### WHAT YOU ARE ASKED TO DO:
Where in the material does the word "true" appear? Copy each line that has it.

======== MATERIALS PROVIDED ========

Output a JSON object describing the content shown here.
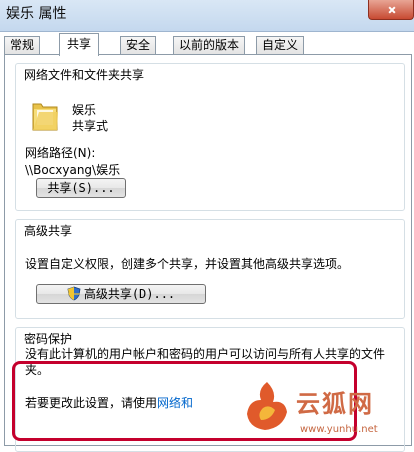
{
  "window": {
    "title": "娱乐 属性",
    "close_icon": "close-icon"
  },
  "tabs": [
    {
      "label": "常规",
      "active": false
    },
    {
      "label": "共享",
      "active": true
    },
    {
      "label": "安全",
      "active": false
    },
    {
      "label": "以前的版本",
      "active": false
    },
    {
      "label": "自定义",
      "active": false
    }
  ],
  "network_share": {
    "group_title": "网络文件和文件夹共享",
    "folder_icon": "folder-icon",
    "folder_name": "娱乐",
    "folder_state": "共享式",
    "path_label": "网络路径(N):",
    "path_value": "\\\\Bocxyang\\娱乐",
    "share_button": "共享(S)..."
  },
  "advanced_share": {
    "group_title": "高级共享",
    "description": "设置自定义权限，创建多个共享，并设置其他高级共享选项。",
    "button_icon": "shield-icon",
    "button_label": "高级共享(D)..."
  },
  "password": {
    "group_title": "密码保护",
    "description": "没有此计算机的用户帐户和密码的用户可以访问与所有人共享的文件夹。",
    "change_prefix": "若要更改此设置，请使用",
    "change_link": "网络和"
  },
  "watermark": {
    "text": "云狐网",
    "url": "www.yunhu.net"
  },
  "colors": {
    "titlebar": "#c4d8ee",
    "annotation": "#c4002d",
    "link": "#0066cc",
    "watermark": "#d06a45"
  }
}
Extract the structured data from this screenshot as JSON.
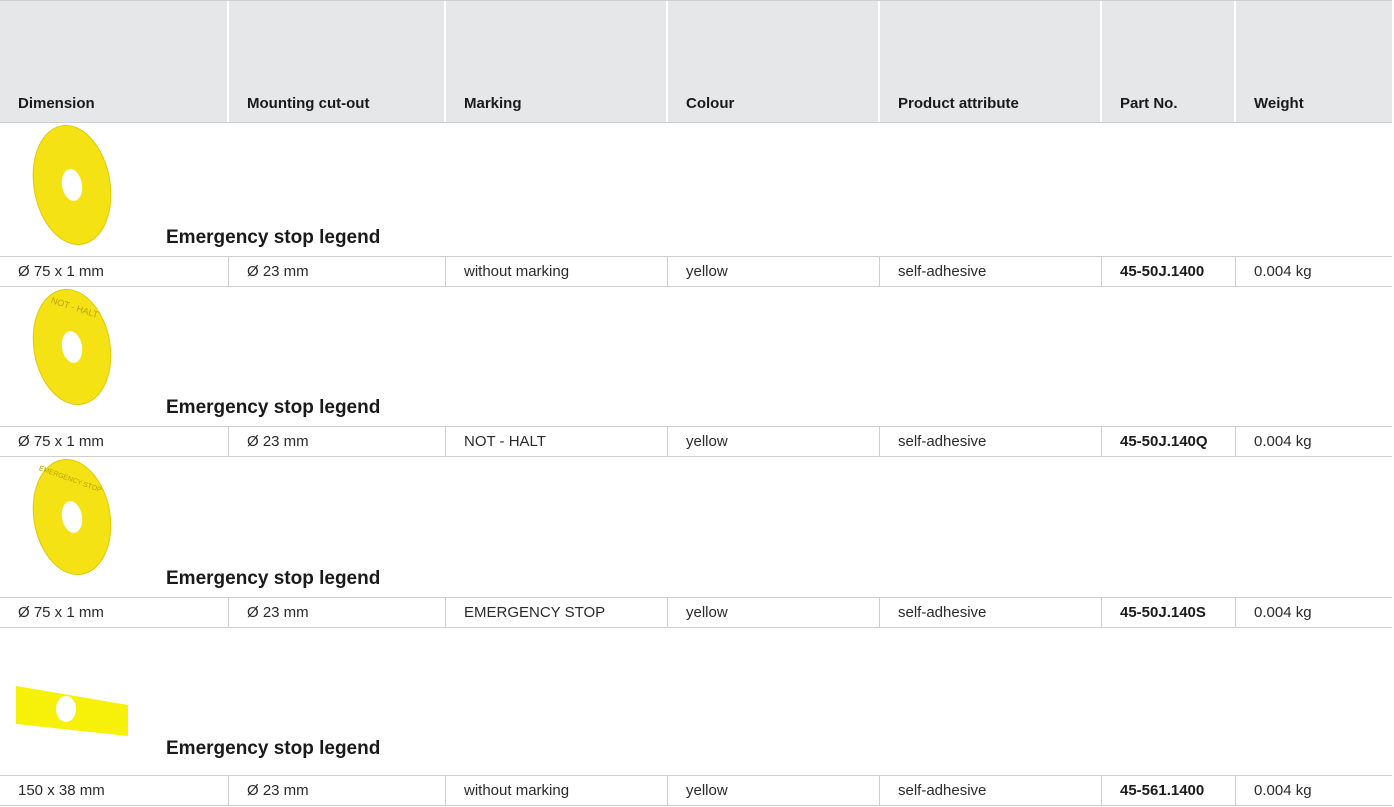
{
  "colors": {
    "header_bg": "#e6e7e8",
    "grid_line": "#cfcfcf",
    "legend_yellow": "#f5e214"
  },
  "header": {
    "columns": [
      "Dimension",
      "Mounting cut-out",
      "Marking",
      "Colour",
      "Product attribute",
      "Part No.",
      "Weight"
    ]
  },
  "products": [
    {
      "title": "Emergency stop legend",
      "image": "round-yellow-legend-plain",
      "imprint": "",
      "row": [
        "Ø 75 x 1 mm",
        "Ø 23 mm",
        "without marking",
        "yellow",
        "self-adhesive",
        "45-50J.1400",
        "0.004 kg"
      ]
    },
    {
      "title": "Emergency stop legend",
      "image": "round-yellow-legend-not-halt",
      "imprint": "NOT - HALT",
      "row": [
        "Ø 75 x 1 mm",
        "Ø 23 mm",
        "NOT - HALT",
        "yellow",
        "self-adhesive",
        "45-50J.140Q",
        "0.004 kg"
      ]
    },
    {
      "title": "Emergency stop legend",
      "image": "round-yellow-legend-emergency-stop",
      "imprint": "EMERGENCY STOP",
      "row": [
        "Ø 75 x 1 mm",
        "Ø 23 mm",
        "EMERGENCY STOP",
        "yellow",
        "self-adhesive",
        "45-50J.140S",
        "0.004 kg"
      ]
    },
    {
      "title": "Emergency stop legend",
      "image": "rectangular-yellow-legend-plain",
      "imprint": "",
      "row": [
        "150 x 38 mm",
        "Ø 23 mm",
        "without marking",
        "yellow",
        "self-adhesive",
        "45-561.1400",
        "0.004 kg"
      ]
    }
  ]
}
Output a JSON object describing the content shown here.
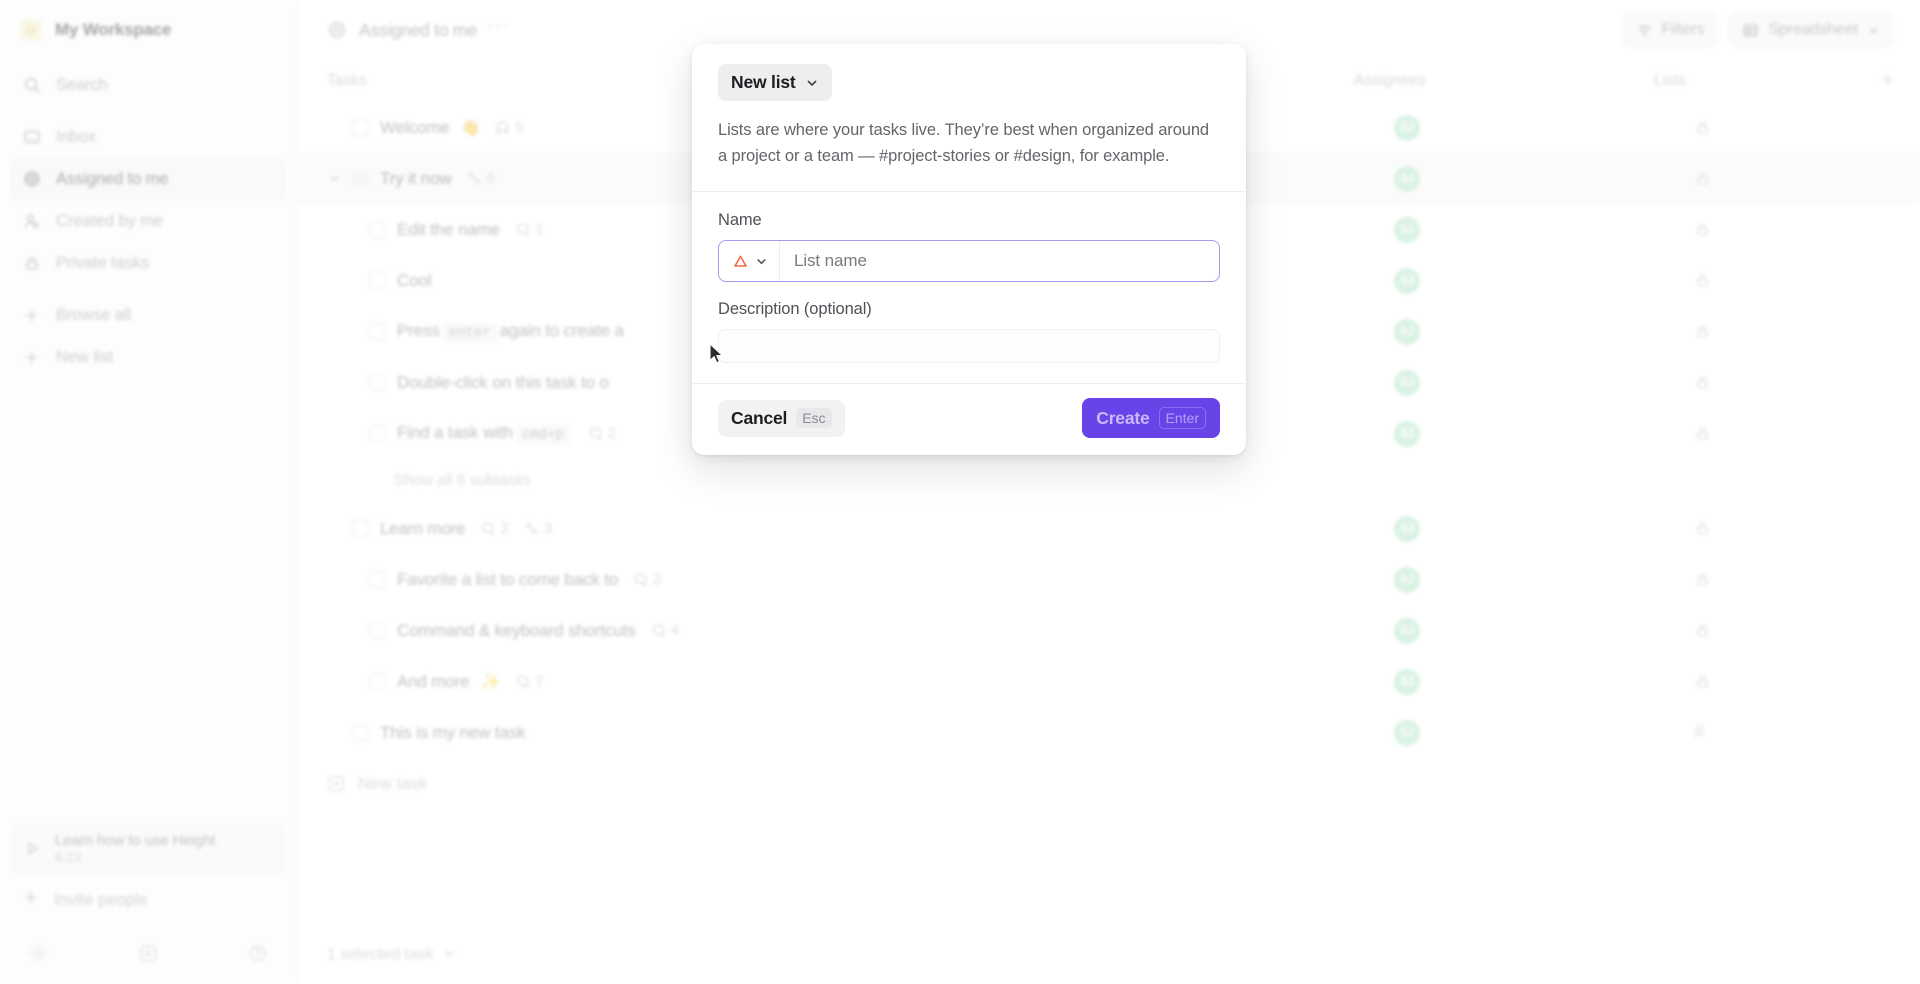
{
  "sidebar": {
    "workspace": {
      "initial": "M",
      "name": "My Workspace"
    },
    "nav": [
      {
        "label": "Search",
        "icon": "search-icon",
        "id": "search",
        "active": false
      },
      {
        "label": "Inbox",
        "icon": "inbox-icon",
        "id": "inbox",
        "active": false
      },
      {
        "label": "Assigned to me",
        "icon": "target-icon",
        "id": "assigned-to-me",
        "active": true
      },
      {
        "label": "Created by me",
        "icon": "user-icon",
        "id": "created-by-me",
        "active": false
      },
      {
        "label": "Private tasks",
        "icon": "lock-icon",
        "id": "private-tasks",
        "active": false
      },
      {
        "label": "Browse all",
        "icon": "plus-icon",
        "id": "browse-all",
        "active": false
      },
      {
        "label": "New list",
        "icon": "plus-icon",
        "id": "new-list",
        "active": false
      }
    ],
    "learn_card": {
      "title": "Learn how to use Height",
      "duration": "6:23",
      "icon": "play-icon"
    },
    "invite": {
      "label": "Invite people",
      "icon": "plus-icon"
    },
    "footer_icons": [
      "gear-icon",
      "new-window-icon",
      "help-icon"
    ]
  },
  "topbar": {
    "view_icon": "target-icon",
    "view_title": "Assigned to me",
    "more_label": "···",
    "filters_label": "Filters",
    "spreadsheet_label": "Spreadsheet"
  },
  "columns": {
    "tasks": "Tasks",
    "assignees": "Assignees",
    "lists": "Lists",
    "add_label": "+"
  },
  "tasks": [
    {
      "name": "Welcome",
      "emoji": "👋",
      "indent": 0,
      "chevron": false,
      "comments": "5",
      "subtasks": null,
      "selected": false,
      "checkbox": "empty",
      "assignee": "SJ",
      "list_icon": "lock-icon"
    },
    {
      "name": "Try it now",
      "emoji": "",
      "indent": 0,
      "chevron": true,
      "comments": null,
      "subtasks": "6",
      "selected": true,
      "checkbox": "filled",
      "assignee": "SJ",
      "list_icon": "lock-icon"
    },
    {
      "name": "Edit the name",
      "emoji": "",
      "indent": 1,
      "chevron": false,
      "comments": "1",
      "subtasks": null,
      "selected": false,
      "checkbox": "empty",
      "assignee": "SJ",
      "list_icon": "lock-icon"
    },
    {
      "name": "Cool",
      "emoji": "",
      "indent": 1,
      "chevron": false,
      "comments": null,
      "subtasks": null,
      "selected": false,
      "checkbox": "empty",
      "assignee": "SJ",
      "list_icon": "lock-icon"
    },
    {
      "name_pre": "Press",
      "kbd": "enter",
      "name_post": "again to create a",
      "indent": 1,
      "chevron": false,
      "comments": null,
      "subtasks": null,
      "selected": false,
      "checkbox": "empty",
      "assignee": "SJ",
      "list_icon": "lock-icon"
    },
    {
      "name": "Double-click on this task to o",
      "emoji": "",
      "indent": 1,
      "chevron": false,
      "comments": null,
      "subtasks": null,
      "selected": false,
      "checkbox": "empty",
      "assignee": "SJ",
      "list_icon": "lock-icon"
    },
    {
      "name_pre": "Find a task with",
      "kbd": "cmd+p",
      "name_post": "",
      "comments": "2",
      "indent": 1,
      "chevron": false,
      "subtasks": null,
      "selected": false,
      "checkbox": "empty",
      "assignee": "SJ",
      "list_icon": "lock-icon"
    },
    {
      "name": "Learn more",
      "emoji": "",
      "indent": 0,
      "chevron": false,
      "comments": "2",
      "subtasks": "3",
      "selected": false,
      "checkbox": "empty",
      "assignee": "SJ",
      "list_icon": "lock-icon"
    },
    {
      "name": "Favorite a list to come back to",
      "emoji": "",
      "indent": 1,
      "chevron": false,
      "comments": "2",
      "subtasks": null,
      "selected": false,
      "checkbox": "empty",
      "assignee": "SJ",
      "list_icon": "lock-icon"
    },
    {
      "name": "Command & keyboard shortcuts",
      "emoji": "",
      "indent": 1,
      "chevron": false,
      "comments": "4",
      "subtasks": null,
      "selected": false,
      "checkbox": "empty",
      "assignee": "SJ",
      "list_icon": "lock-icon"
    },
    {
      "name": "And more",
      "emoji": "✨",
      "indent": 1,
      "chevron": false,
      "comments": "7",
      "subtasks": null,
      "selected": false,
      "checkbox": "empty",
      "assignee": "SJ",
      "list_icon": "lock-icon"
    },
    {
      "name": "This is my new task",
      "emoji": "",
      "indent": 0,
      "chevron": false,
      "comments": null,
      "subtasks": null,
      "selected": false,
      "checkbox": "empty",
      "assignee": "SJ",
      "list_icon": "hash-icon"
    }
  ],
  "show_subtasks_label": "Show all 6 subtasks",
  "new_task_label": "New task",
  "statusbar": {
    "label": "1 selected task"
  },
  "modal": {
    "type_label": "New list",
    "description": "Lists are where your tasks live. They’re best when organized around a project or a team — #project-stories or #design, for example.",
    "name_label": "Name",
    "name_value": "",
    "name_placeholder": "List name",
    "icon_glyph": "triangle-icon",
    "desc_label": "Description (optional)",
    "desc_value": "",
    "desc_placeholder": "",
    "cancel_label": "Cancel",
    "cancel_kbd": "Esc",
    "create_label": "Create",
    "create_kbd": "Enter"
  },
  "colors": {
    "accent": "#6843e8",
    "focus_border": "#a39bf0",
    "icon_orange": "#ef6a4a",
    "avatar_green": "#a9e2c0",
    "workspace_logo": "#f3efca"
  }
}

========

### RESPONSE:
      "active": true
        "active": true
      "chevron": true,
      "selected": true,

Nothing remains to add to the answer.